At least she understands how to manipulate the PR machine. She knew enough to issue the proper soundbites, equating the writing process of My December to free therapy. So wouldn’t you think she’d be smart enough to save the seediest bits for her lyric sheet/shrink instead of tossing out bad clichés? “I hope the ring you gave to her turns her finger green,” she bellows on “Never Again,” a ballbuster about her backstabbing ex-boy and ex-collaborator (also ex-Evanescence) David Hodges. “I hope when you’re in bed with her, you think of me.” Seriously? Is that the worst she’s got? Even Ryan Seacrest could think of a better way to describe the ghosts in his closet.

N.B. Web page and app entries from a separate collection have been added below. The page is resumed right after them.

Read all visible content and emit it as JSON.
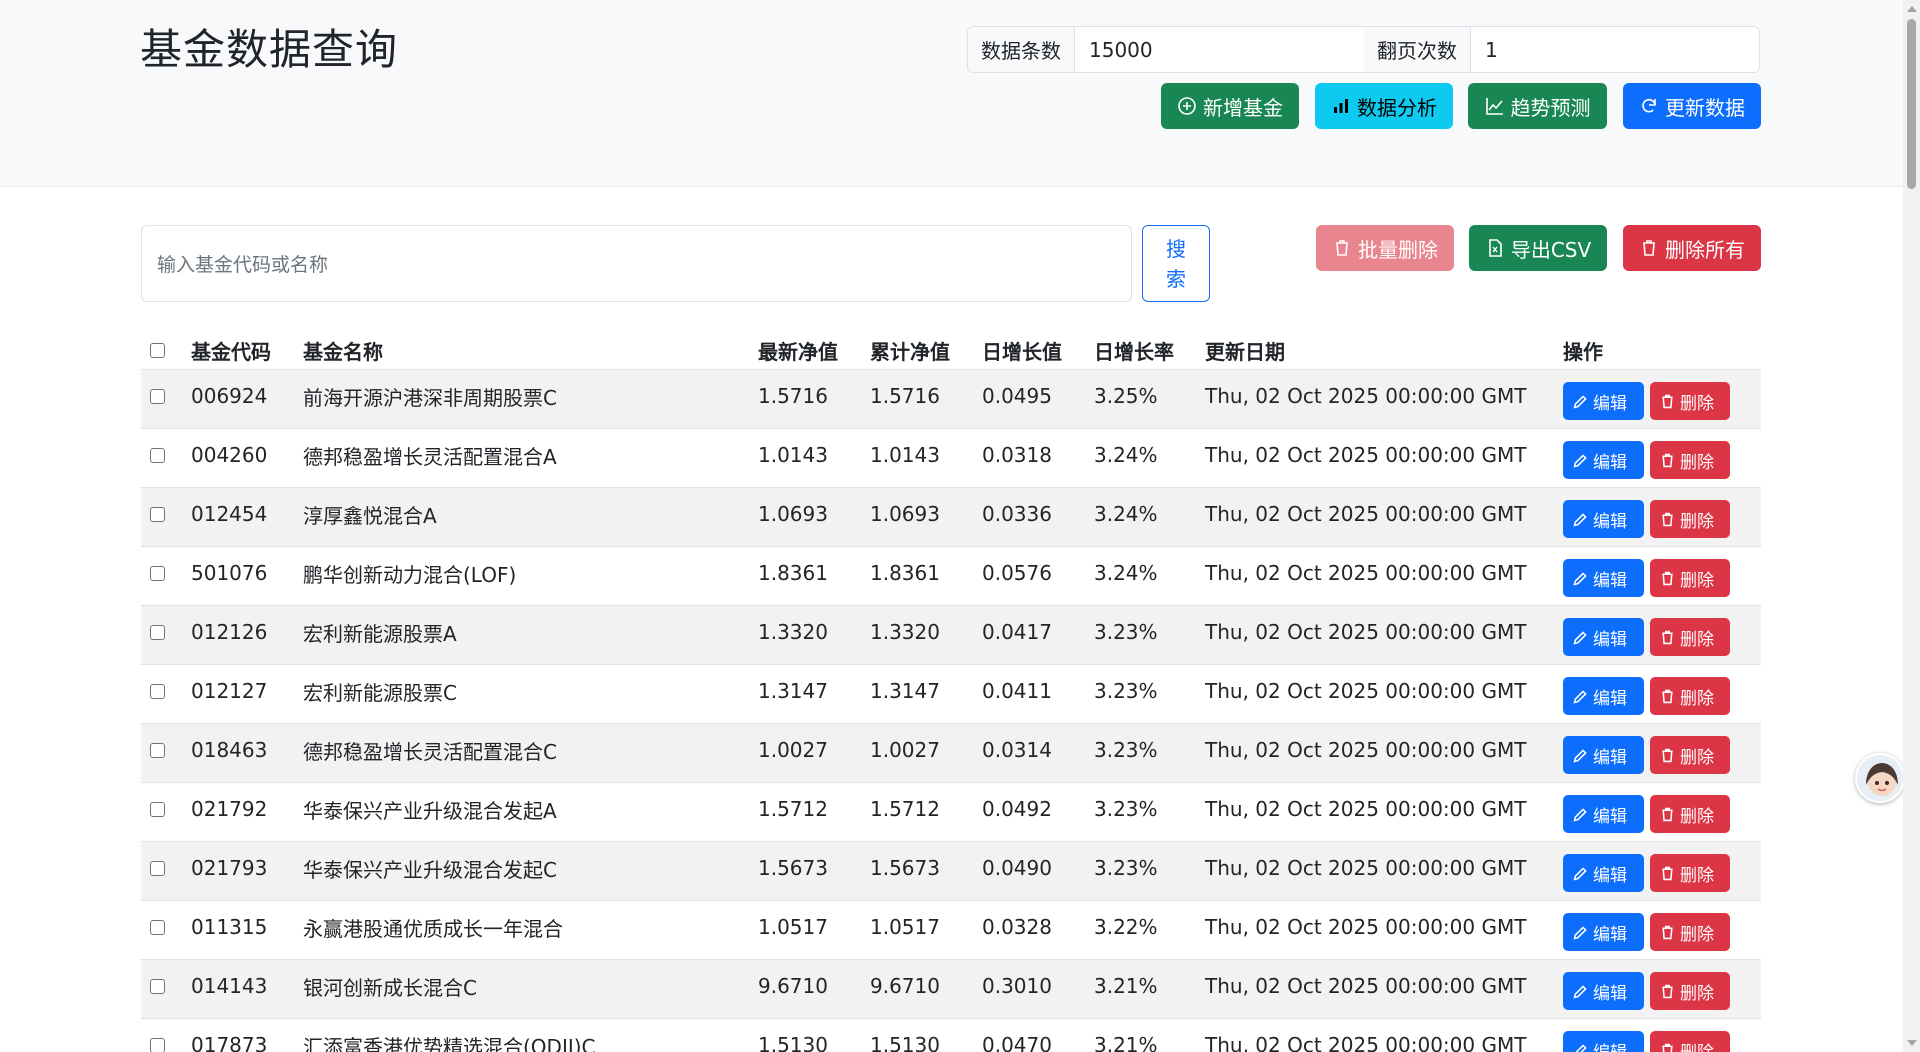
{
  "header": {
    "title": "基金数据查询",
    "params": {
      "count_label": "数据条数",
      "count_value": "15000",
      "page_label": "翻页次数",
      "page_value": "1"
    },
    "actions": {
      "add_label": "新增基金",
      "analysis_label": "数据分析",
      "forecast_label": "趋势预测",
      "refresh_label": "更新数据"
    }
  },
  "search": {
    "placeholder": "输入基金代码或名称",
    "button_label": "搜索",
    "batch_delete_label": "批量删除",
    "export_label": "导出CSV",
    "delete_all_label": "删除所有"
  },
  "table": {
    "headers": {
      "code": "基金代码",
      "name": "基金名称",
      "nav": "最新净值",
      "acc": "累计净值",
      "inc": "日增长值",
      "rate": "日增长率",
      "date": "更新日期",
      "ops": "操作"
    },
    "edit_label": "编辑",
    "delete_label": "删除",
    "rows": [
      {
        "code": "006924",
        "name": "前海开源沪港深非周期股票C",
        "nav": "1.5716",
        "acc": "1.5716",
        "inc": "0.0495",
        "rate": "3.25%",
        "date": "Thu, 02 Oct 2025 00:00:00 GMT"
      },
      {
        "code": "004260",
        "name": "德邦稳盈增长灵活配置混合A",
        "nav": "1.0143",
        "acc": "1.0143",
        "inc": "0.0318",
        "rate": "3.24%",
        "date": "Thu, 02 Oct 2025 00:00:00 GMT"
      },
      {
        "code": "012454",
        "name": "淳厚鑫悦混合A",
        "nav": "1.0693",
        "acc": "1.0693",
        "inc": "0.0336",
        "rate": "3.24%",
        "date": "Thu, 02 Oct 2025 00:00:00 GMT"
      },
      {
        "code": "501076",
        "name": "鹏华创新动力混合(LOF)",
        "nav": "1.8361",
        "acc": "1.8361",
        "inc": "0.0576",
        "rate": "3.24%",
        "date": "Thu, 02 Oct 2025 00:00:00 GMT"
      },
      {
        "code": "012126",
        "name": "宏利新能源股票A",
        "nav": "1.3320",
        "acc": "1.3320",
        "inc": "0.0417",
        "rate": "3.23%",
        "date": "Thu, 02 Oct 2025 00:00:00 GMT"
      },
      {
        "code": "012127",
        "name": "宏利新能源股票C",
        "nav": "1.3147",
        "acc": "1.3147",
        "inc": "0.0411",
        "rate": "3.23%",
        "date": "Thu, 02 Oct 2025 00:00:00 GMT"
      },
      {
        "code": "018463",
        "name": "德邦稳盈增长灵活配置混合C",
        "nav": "1.0027",
        "acc": "1.0027",
        "inc": "0.0314",
        "rate": "3.23%",
        "date": "Thu, 02 Oct 2025 00:00:00 GMT"
      },
      {
        "code": "021792",
        "name": "华泰保兴产业升级混合发起A",
        "nav": "1.5712",
        "acc": "1.5712",
        "inc": "0.0492",
        "rate": "3.23%",
        "date": "Thu, 02 Oct 2025 00:00:00 GMT"
      },
      {
        "code": "021793",
        "name": "华泰保兴产业升级混合发起C",
        "nav": "1.5673",
        "acc": "1.5673",
        "inc": "0.0490",
        "rate": "3.23%",
        "date": "Thu, 02 Oct 2025 00:00:00 GMT"
      },
      {
        "code": "011315",
        "name": "永赢港股通优质成长一年混合",
        "nav": "1.0517",
        "acc": "1.0517",
        "inc": "0.0328",
        "rate": "3.22%",
        "date": "Thu, 02 Oct 2025 00:00:00 GMT"
      },
      {
        "code": "014143",
        "name": "银河创新成长混合C",
        "nav": "9.6710",
        "acc": "9.6710",
        "inc": "0.3010",
        "rate": "3.21%",
        "date": "Thu, 02 Oct 2025 00:00:00 GMT"
      },
      {
        "code": "017873",
        "name": "汇添富香港优势精选混合(QDII)C",
        "nav": "1.5130",
        "acc": "1.5130",
        "inc": "0.0470",
        "rate": "3.21%",
        "date": "Thu, 02 Oct 2025 00:00:00 GMT"
      }
    ]
  },
  "icons": {
    "add": "plus-circle-icon",
    "analysis": "bar-chart-icon",
    "forecast": "line-chart-icon",
    "refresh": "refresh-icon",
    "trash": "trash-icon",
    "export": "file-excel-icon",
    "edit": "pencil-icon"
  },
  "colors": {
    "primary": "#0d6efd",
    "success": "#198754",
    "info": "#0dcaf0",
    "danger": "#dc3545"
  }
}
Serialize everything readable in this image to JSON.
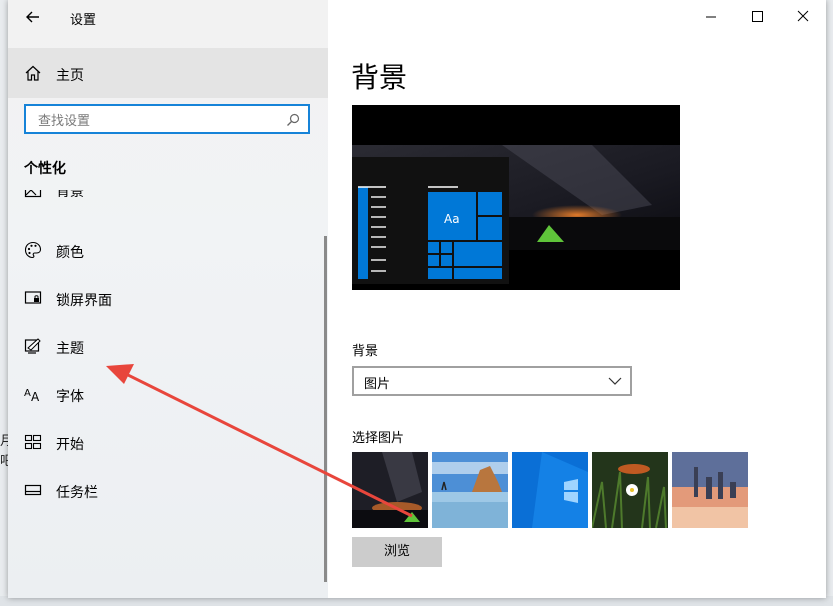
{
  "app": {
    "title": "设置"
  },
  "nav": {
    "home": "主页",
    "section": "个性化",
    "clipped_item": "背景",
    "items": [
      {
        "label": "颜色",
        "icon": "palette-icon"
      },
      {
        "label": "锁屏界面",
        "icon": "lock-screen-icon"
      },
      {
        "label": "主题",
        "icon": "theme-icon"
      },
      {
        "label": "字体",
        "icon": "font-icon"
      },
      {
        "label": "开始",
        "icon": "start-icon"
      },
      {
        "label": "任务栏",
        "icon": "taskbar-icon"
      }
    ]
  },
  "search": {
    "placeholder": "查找设置",
    "value": ""
  },
  "page": {
    "title": "背景",
    "background_label": "背景",
    "background_value": "图片",
    "choose_label": "选择图片",
    "browse": "浏览",
    "preview_tile_text": "Aa"
  },
  "behind": {
    "frag1": "月",
    "frag2": "吧"
  },
  "colors": {
    "accent": "#0078d7",
    "search_border": "#1683d8",
    "arrow": "#e8463c"
  }
}
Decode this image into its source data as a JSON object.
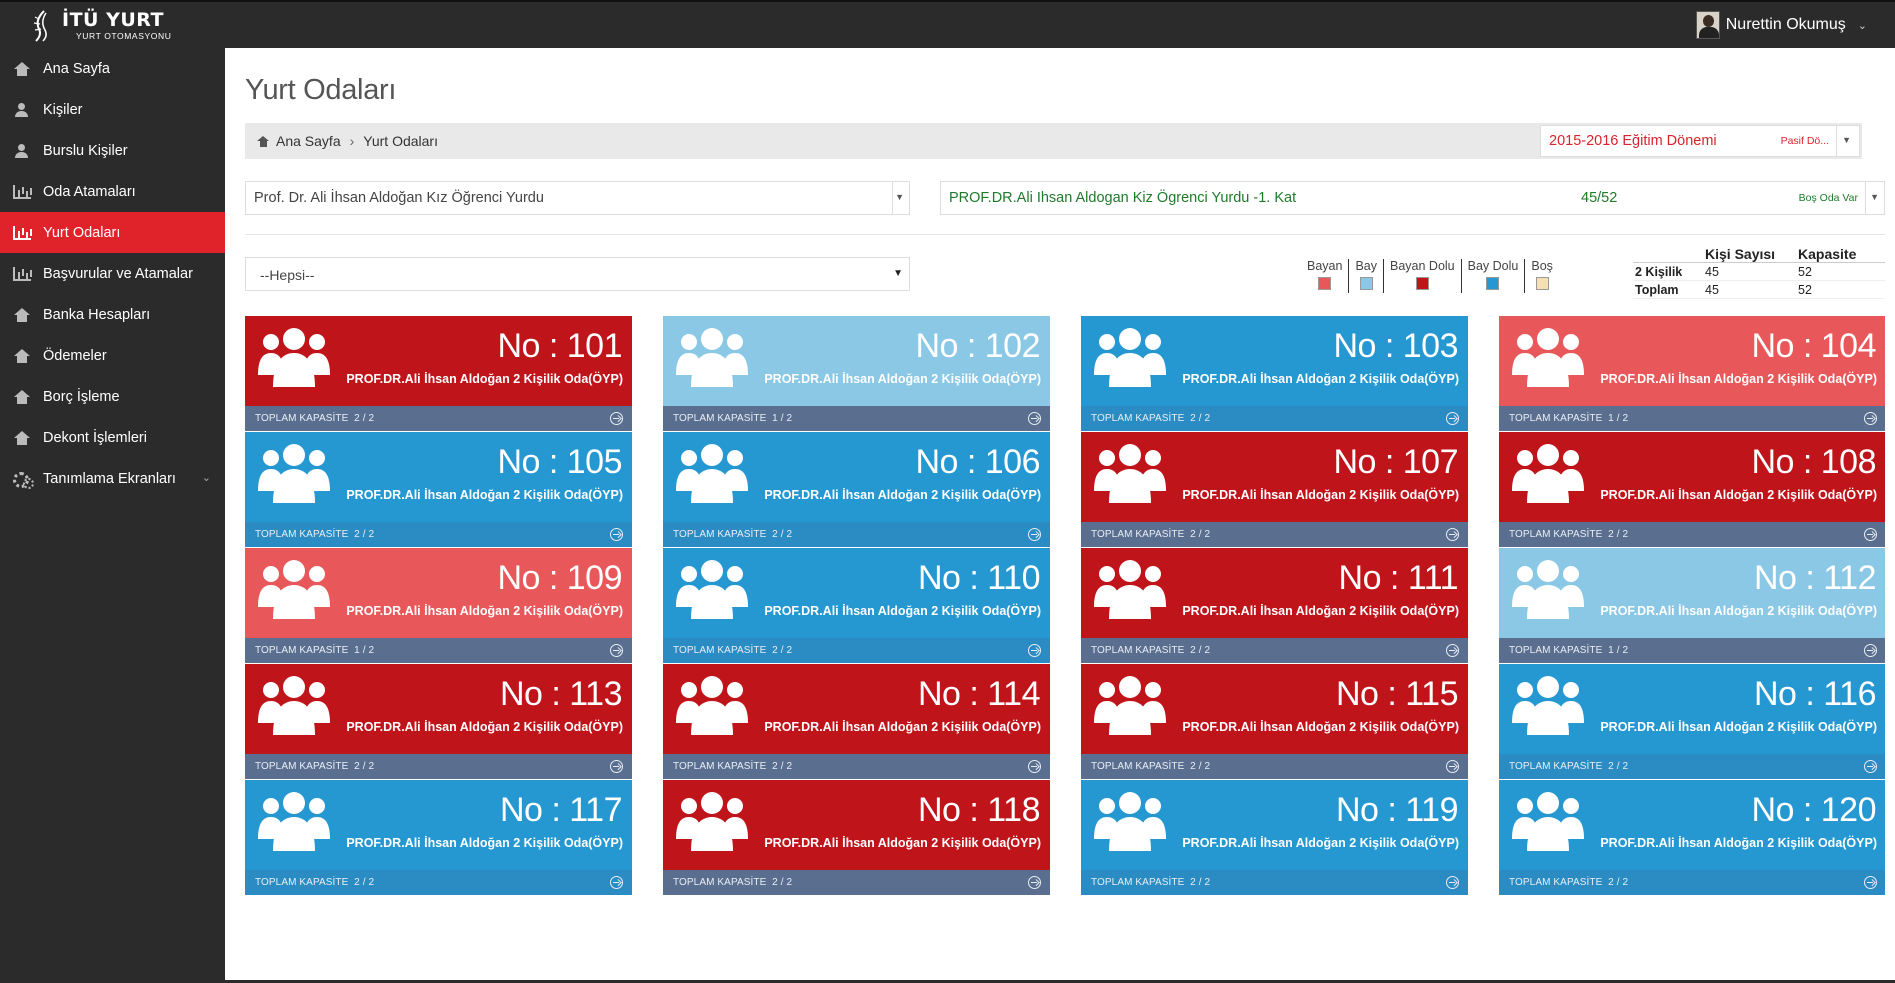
{
  "app": {
    "logo_title": "İTÜ YURT",
    "logo_sub": "YURT OTOMASYONU",
    "user_name": "Nurettin Okumuş"
  },
  "sidebar": {
    "items": [
      {
        "label": "Ana Sayfa",
        "icon": "home-icon",
        "active": false
      },
      {
        "label": "Kişiler",
        "icon": "user-icon",
        "active": false
      },
      {
        "label": "Burslu Kişiler",
        "icon": "user-icon",
        "active": false
      },
      {
        "label": "Oda Atamaları",
        "icon": "bar-chart-icon",
        "active": false
      },
      {
        "label": "Yurt Odaları",
        "icon": "bar-chart-icon",
        "active": true
      },
      {
        "label": "Başvurular ve Atamalar",
        "icon": "bar-chart-icon",
        "active": false
      },
      {
        "label": "Banka Hesapları",
        "icon": "home-icon",
        "active": false
      },
      {
        "label": "Ödemeler",
        "icon": "home-icon",
        "active": false
      },
      {
        "label": "Borç İşleme",
        "icon": "home-icon",
        "active": false
      },
      {
        "label": "Dekont İşlemleri",
        "icon": "home-icon",
        "active": false
      },
      {
        "label": "Tanımlama Ekranları",
        "icon": "gears-icon",
        "active": false,
        "has_submenu": true
      }
    ]
  },
  "page": {
    "title": "Yurt Odaları",
    "breadcrumb": [
      "Ana Sayfa",
      "Yurt Odaları"
    ]
  },
  "term": {
    "label": "2015-2016 Eğitim Dönemi",
    "status": "Pasif Dö..."
  },
  "dorm": {
    "selected": "Prof. Dr. Ali İhsan Aldoğan Kız Öğrenci Yurdu"
  },
  "floor": {
    "name": "PROF.DR.Ali Ihsan Aldogan Kiz Ögrenci Yurdu -1. Kat",
    "count": "45/52",
    "status": "Boş Oda Var"
  },
  "filter": {
    "selected": "--Hepsi--"
  },
  "legend": [
    {
      "label": "Bayan",
      "color": "#e8585a"
    },
    {
      "label": "Bay",
      "color": "#8ac8e6"
    },
    {
      "label": "Bayan Dolu",
      "color": "#c0141b"
    },
    {
      "label": "Bay Dolu",
      "color": "#2598d2"
    },
    {
      "label": "Boş",
      "color": "#f5dfb4"
    }
  ],
  "stats": {
    "headers": [
      "",
      "Kişi Sayısı",
      "Kapasite"
    ],
    "rows": [
      [
        "2 Kişilik",
        "45",
        "52"
      ],
      [
        "Toplam",
        "45",
        "52"
      ]
    ]
  },
  "room_type": "PROF.DR.Ali İhsan Aldoğan 2 Kişilik Oda(ÖYP)",
  "cap_label": "TOPLAM KAPASİTE",
  "colors": {
    "bayan": "#e8585a",
    "bay": "#8ac8e6",
    "bayan_dolu": "#c0141b",
    "bay_dolu": "#2598d2",
    "footer_normal": "#5a6f8f",
    "footer_bay_dolu": "#2b8cc4"
  },
  "rooms": [
    {
      "no": "No : 101",
      "cap": "2 / 2",
      "status": "bayan_dolu"
    },
    {
      "no": "No : 102",
      "cap": "1 / 2",
      "status": "bay"
    },
    {
      "no": "No : 103",
      "cap": "2 / 2",
      "status": "bay_dolu"
    },
    {
      "no": "No : 104",
      "cap": "1 / 2",
      "status": "bayan"
    },
    {
      "no": "No : 105",
      "cap": "2 / 2",
      "status": "bay_dolu"
    },
    {
      "no": "No : 106",
      "cap": "2 / 2",
      "status": "bay_dolu"
    },
    {
      "no": "No : 107",
      "cap": "2 / 2",
      "status": "bayan_dolu"
    },
    {
      "no": "No : 108",
      "cap": "2 / 2",
      "status": "bayan_dolu"
    },
    {
      "no": "No : 109",
      "cap": "1 / 2",
      "status": "bayan"
    },
    {
      "no": "No : 110",
      "cap": "2 / 2",
      "status": "bay_dolu"
    },
    {
      "no": "No : 111",
      "cap": "2 / 2",
      "status": "bayan_dolu"
    },
    {
      "no": "No : 112",
      "cap": "1 / 2",
      "status": "bay"
    },
    {
      "no": "No : 113",
      "cap": "2 / 2",
      "status": "bayan_dolu"
    },
    {
      "no": "No : 114",
      "cap": "2 / 2",
      "status": "bayan_dolu"
    },
    {
      "no": "No : 115",
      "cap": "2 / 2",
      "status": "bayan_dolu"
    },
    {
      "no": "No : 116",
      "cap": "2 / 2",
      "status": "bay_dolu"
    },
    {
      "no": "No : 117",
      "cap": "2 / 2",
      "status": "bay_dolu"
    },
    {
      "no": "No : 118",
      "cap": "2 / 2",
      "status": "bayan_dolu"
    },
    {
      "no": "No : 119",
      "cap": "2 / 2",
      "status": "bay_dolu"
    },
    {
      "no": "No : 120",
      "cap": "2 / 2",
      "status": "bay_dolu"
    }
  ]
}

For what it’s worth, Kelly’s instrument is still a powerhouse. Underneath the earthy swells in her gospel-esque delivery are gravel and grit, a dirty, roaring alto that holds a growl as well as it can a soft, pretty warble. When she digs in, the ugly notes are the most memorable. There’s one couplet in “Maybe” where Kelly croons, “We’ll meet again and you’ll need me, you’ll see me completely,” then spits out the rest of the sentence, guttural and angry, “Every little bit.” The roughness of her pitch is sweeter than any baby-voiced gasp. Her evolution into a world-weary rock princess would make more sense had there been other such moments on My December.